I guess the only reason is...there’s no show if he does. That was always the case with Frank: savvy politicians who should have known they were getting played were easy pickings for him. It’s one of the frustrations of House Of Cards over the long haul. Rarely have the Underwood adversaries been formidable at all. So it is that Claire is able to predict exactly what’s going to happen. The Shepherds will propose that Mark use the 25th Amendment to unseat Claire and take her place. Mark will convene the cabinet in a basement somewhere and garner support for the plan. They will all sign a letter declaring Claire unfit to serve. And Claire will swoop into the meeting just in time to intercept that letter and fire them all.

But that’s not all! By convincing Kelsey that the Russians had Tom Yates killed and that Mark covered it up, and getting her to say so when the FBI interviews her, she rids herself of her most perilous threat. That leaves the Shepherds with their last ace in the hole, the information about Claire’s four abortions. Ah, but Claire’s replacement cabinet is entirely female! Checkmate! I guess?

Except doesn’t Congress have even more cause to impeach her now? In firing her entire cabinet just as they were about to have her removed, doesn’t she further establish herself as an out-of-control tyrant? I just don’t see how this plan is better than, say, simply replacing her cabinet members a few at a time over the course of her first hundred days, since they were Frank’s picks and it’s her right to surround herself with her own choices. Ah, but that wouldn’t provide the shock effect—the stunned look on Annette’s face when she first sees the all-female cabinet.


We’ll see how it plays out, but for now I’d have to vote “No, does not stand up to scrutiny.” It’s still a guilty pleasure, though, as is seeing Doug Stamper lurking as Dr. Rosen turns on the light in his remote “cabin.” (Sign me up for one of those rustic dwellings, please.) Stamper knows his shrink kept Frank’s will from him, and Rosen folds quickly, telling Doug that Frank left him everything. The last line of the will: “Remember the last thing I gave you.” At this point, I doubt it was a letter opener.

Stray observations

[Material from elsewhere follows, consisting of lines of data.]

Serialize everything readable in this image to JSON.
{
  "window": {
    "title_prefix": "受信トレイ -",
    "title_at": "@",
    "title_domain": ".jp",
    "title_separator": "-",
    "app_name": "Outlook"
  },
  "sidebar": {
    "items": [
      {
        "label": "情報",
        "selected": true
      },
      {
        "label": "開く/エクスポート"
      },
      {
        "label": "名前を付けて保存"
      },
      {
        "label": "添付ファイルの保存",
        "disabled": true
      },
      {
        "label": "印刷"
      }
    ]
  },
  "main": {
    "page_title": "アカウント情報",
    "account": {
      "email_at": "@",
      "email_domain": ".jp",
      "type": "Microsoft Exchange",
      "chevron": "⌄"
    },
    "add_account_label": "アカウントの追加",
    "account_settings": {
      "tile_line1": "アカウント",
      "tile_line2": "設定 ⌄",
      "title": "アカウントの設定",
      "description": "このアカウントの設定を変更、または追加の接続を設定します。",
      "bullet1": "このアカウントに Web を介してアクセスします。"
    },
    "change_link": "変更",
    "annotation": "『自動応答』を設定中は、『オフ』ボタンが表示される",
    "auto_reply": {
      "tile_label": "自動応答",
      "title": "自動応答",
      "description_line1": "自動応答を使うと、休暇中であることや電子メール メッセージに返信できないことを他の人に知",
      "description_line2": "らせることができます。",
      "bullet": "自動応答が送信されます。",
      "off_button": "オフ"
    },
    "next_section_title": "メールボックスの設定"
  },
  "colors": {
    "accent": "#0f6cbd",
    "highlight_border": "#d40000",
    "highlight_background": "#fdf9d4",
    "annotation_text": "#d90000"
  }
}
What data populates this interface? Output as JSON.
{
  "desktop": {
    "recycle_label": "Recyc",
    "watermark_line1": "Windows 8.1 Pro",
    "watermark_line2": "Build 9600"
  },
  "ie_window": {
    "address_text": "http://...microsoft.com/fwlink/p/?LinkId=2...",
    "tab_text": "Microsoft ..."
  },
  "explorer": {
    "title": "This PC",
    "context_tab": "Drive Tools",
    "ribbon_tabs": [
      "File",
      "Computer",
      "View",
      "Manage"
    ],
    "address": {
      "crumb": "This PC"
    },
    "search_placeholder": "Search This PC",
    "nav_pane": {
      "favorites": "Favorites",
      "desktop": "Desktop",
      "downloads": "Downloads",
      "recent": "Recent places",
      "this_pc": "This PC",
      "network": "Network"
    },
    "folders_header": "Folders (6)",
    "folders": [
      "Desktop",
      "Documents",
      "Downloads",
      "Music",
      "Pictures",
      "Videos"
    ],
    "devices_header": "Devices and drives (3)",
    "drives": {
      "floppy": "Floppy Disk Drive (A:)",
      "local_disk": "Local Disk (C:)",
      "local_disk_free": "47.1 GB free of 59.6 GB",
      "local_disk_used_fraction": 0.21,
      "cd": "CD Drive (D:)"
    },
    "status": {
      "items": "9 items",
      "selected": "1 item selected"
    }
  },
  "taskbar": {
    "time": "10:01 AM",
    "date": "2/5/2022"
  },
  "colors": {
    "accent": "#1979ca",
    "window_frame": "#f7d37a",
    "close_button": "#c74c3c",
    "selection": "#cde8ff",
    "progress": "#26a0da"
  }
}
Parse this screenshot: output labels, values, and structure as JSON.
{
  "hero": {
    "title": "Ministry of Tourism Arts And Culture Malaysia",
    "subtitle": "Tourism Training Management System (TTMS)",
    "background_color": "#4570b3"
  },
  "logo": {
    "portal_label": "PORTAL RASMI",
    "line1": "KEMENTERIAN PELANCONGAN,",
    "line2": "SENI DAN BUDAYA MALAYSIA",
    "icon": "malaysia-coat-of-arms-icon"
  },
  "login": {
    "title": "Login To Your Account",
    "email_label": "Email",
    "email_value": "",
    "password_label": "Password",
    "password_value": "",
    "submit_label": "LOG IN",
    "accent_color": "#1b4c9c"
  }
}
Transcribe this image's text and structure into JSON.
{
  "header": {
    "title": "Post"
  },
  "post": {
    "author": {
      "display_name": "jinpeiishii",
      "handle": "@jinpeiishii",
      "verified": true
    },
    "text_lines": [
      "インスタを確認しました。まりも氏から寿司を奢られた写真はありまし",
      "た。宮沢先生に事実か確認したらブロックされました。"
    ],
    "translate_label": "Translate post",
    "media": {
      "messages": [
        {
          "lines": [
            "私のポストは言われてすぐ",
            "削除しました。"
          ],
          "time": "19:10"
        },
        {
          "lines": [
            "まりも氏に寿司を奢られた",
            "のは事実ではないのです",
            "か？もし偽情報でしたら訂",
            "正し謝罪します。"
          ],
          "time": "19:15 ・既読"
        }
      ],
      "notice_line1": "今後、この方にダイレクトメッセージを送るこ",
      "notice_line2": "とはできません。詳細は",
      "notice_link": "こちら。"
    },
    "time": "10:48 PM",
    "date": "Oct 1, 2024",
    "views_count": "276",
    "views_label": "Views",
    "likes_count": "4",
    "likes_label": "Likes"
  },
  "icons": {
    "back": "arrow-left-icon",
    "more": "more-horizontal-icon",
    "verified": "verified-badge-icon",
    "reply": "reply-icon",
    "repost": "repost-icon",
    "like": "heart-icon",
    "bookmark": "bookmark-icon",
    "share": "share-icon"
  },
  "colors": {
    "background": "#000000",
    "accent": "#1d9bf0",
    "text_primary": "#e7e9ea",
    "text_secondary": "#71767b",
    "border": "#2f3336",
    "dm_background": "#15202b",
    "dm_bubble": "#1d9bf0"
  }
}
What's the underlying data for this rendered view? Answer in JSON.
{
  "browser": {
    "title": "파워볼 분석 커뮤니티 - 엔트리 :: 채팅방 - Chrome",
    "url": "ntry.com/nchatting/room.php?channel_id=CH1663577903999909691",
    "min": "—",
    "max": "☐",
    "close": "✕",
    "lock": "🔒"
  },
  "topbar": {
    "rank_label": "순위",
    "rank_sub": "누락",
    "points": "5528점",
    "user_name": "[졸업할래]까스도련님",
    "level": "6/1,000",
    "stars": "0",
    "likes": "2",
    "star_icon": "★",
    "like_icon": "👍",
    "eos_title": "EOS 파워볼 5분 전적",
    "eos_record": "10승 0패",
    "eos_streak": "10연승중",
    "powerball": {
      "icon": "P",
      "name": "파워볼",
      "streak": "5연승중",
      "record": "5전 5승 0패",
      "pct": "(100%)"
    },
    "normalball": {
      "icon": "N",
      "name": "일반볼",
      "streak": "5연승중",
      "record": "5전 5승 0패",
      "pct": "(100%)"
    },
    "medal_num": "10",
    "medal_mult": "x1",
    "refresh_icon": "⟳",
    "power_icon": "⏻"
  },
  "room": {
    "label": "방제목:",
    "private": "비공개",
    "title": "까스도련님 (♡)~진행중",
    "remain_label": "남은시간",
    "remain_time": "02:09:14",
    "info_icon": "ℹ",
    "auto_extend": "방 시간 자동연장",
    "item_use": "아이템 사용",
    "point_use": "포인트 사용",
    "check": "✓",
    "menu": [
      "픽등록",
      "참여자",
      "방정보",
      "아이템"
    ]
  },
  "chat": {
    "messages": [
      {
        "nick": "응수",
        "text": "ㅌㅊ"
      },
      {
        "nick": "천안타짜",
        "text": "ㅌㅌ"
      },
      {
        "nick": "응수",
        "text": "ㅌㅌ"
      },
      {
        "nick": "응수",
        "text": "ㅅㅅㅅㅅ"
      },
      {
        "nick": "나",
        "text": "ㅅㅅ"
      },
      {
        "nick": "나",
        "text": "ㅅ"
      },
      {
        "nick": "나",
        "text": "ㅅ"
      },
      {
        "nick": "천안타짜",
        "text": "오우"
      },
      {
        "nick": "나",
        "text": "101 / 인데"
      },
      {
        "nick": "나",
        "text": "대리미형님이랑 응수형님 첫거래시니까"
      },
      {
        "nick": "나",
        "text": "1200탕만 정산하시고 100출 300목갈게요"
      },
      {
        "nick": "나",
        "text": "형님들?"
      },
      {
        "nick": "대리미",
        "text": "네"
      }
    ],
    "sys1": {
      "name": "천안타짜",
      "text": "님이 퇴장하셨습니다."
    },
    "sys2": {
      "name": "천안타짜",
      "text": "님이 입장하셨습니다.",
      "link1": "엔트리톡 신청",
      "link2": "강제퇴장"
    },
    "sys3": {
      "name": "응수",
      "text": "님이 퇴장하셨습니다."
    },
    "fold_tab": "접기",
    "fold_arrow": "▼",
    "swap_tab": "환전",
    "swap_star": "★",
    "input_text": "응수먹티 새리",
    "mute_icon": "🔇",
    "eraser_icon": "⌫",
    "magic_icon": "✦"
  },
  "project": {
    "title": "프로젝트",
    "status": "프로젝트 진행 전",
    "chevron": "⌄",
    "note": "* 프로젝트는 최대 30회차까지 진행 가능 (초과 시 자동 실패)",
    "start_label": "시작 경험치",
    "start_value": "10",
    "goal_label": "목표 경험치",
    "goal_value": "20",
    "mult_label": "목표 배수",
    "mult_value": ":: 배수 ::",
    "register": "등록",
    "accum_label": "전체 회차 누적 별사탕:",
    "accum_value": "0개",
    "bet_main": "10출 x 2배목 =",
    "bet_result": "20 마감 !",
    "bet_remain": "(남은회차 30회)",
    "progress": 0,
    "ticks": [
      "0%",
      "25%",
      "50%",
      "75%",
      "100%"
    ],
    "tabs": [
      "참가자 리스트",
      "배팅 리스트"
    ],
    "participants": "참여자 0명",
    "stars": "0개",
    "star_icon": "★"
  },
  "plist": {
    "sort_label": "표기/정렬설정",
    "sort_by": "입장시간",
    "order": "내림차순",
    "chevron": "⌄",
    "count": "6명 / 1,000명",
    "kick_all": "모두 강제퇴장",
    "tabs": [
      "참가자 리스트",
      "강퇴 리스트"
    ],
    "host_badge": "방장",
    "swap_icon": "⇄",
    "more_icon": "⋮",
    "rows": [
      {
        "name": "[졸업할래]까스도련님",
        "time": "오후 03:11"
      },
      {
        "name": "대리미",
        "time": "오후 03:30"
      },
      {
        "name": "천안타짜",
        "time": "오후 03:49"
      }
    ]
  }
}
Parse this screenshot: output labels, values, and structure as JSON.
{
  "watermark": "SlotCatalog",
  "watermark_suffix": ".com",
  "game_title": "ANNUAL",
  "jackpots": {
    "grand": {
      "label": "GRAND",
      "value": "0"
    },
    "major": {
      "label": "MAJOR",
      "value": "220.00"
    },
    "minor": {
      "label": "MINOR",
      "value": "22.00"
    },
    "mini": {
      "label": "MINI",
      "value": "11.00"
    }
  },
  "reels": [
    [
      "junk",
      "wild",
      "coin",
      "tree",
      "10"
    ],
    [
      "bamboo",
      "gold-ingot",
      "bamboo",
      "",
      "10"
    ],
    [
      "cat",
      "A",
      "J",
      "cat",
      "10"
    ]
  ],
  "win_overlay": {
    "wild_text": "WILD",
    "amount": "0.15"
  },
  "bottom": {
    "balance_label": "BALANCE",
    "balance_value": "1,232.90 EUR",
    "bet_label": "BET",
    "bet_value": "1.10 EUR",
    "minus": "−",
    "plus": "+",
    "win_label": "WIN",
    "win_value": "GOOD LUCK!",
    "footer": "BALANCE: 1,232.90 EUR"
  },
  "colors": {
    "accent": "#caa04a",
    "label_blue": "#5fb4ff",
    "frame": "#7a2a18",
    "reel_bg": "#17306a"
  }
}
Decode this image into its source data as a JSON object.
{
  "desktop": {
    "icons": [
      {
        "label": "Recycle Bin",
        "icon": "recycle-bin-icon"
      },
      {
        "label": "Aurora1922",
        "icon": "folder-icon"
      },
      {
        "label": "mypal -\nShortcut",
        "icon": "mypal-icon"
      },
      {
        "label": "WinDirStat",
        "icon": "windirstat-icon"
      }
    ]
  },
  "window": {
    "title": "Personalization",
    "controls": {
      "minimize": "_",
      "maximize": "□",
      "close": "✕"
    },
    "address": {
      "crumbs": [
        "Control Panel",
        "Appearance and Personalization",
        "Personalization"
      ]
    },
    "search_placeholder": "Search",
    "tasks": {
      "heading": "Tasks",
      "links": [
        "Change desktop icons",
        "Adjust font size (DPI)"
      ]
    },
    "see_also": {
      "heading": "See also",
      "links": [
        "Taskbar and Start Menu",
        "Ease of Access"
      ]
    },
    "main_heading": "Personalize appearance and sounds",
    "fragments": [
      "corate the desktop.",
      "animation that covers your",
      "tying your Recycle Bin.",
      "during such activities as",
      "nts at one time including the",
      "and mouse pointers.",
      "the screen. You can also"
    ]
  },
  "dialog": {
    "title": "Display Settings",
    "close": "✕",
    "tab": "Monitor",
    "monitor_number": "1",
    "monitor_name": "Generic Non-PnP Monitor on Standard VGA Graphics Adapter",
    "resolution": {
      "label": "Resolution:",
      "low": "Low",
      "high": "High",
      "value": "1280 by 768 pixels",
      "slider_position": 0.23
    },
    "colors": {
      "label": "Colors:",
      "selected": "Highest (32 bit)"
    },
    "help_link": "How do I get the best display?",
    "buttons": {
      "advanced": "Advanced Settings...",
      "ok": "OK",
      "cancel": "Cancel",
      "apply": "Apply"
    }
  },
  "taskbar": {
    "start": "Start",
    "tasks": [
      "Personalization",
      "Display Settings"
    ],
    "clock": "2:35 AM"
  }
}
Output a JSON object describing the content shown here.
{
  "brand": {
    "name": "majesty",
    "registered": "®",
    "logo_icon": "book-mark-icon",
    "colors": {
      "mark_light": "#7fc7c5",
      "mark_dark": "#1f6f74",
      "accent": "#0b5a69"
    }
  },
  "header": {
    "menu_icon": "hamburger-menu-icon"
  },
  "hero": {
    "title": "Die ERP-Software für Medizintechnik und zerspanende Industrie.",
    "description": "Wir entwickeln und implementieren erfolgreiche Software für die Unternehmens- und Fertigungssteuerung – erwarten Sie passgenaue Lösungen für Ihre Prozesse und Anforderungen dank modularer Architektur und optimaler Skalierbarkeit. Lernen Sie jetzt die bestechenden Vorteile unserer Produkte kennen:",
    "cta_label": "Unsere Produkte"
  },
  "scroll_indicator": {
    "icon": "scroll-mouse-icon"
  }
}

  • Is it just me or was the score especially over-the-top in this episode? I felt like I was watching a Gothic horror movie at times.
  • My initial guess, when Claire first dropped a hint about Duncan Shepherd’s parentage, was that he was the product of incestuous union. There have been hints that Bill and Annette are very close siblings, after all. But then Claire says something about Annette not being his real mother, so my new theory is that Claire only had three abortions, and Duncan, though raised by the Shepherds, is the biological son of Francis and Claire Underwood. He looks like he could be, right?
  • Stamper tells Claire he thinks Durant is alive. As far as Frank is concerned, he says, “Whoever killed him will get what she...or he...deserves.”
  • Skorsky’s source has screenshots of emails implicating Bill Shepherd in the refinery explosion. Hammerschmidt gets his hands on a box of Rachel Posner’s personal effects, including a photo booth strip with Stamper’s home number written on the back.
  • Jane is fucking the ICO guy, who has her kidnapped and taken to Saudi Arabia. Sure, why not.
  • Things that are smarter than Duncan Shepherd, according to Bill: a towel, a rug, and even Seth.


My debut novel Charlesgate Confidential is now available from Hard Case Crime.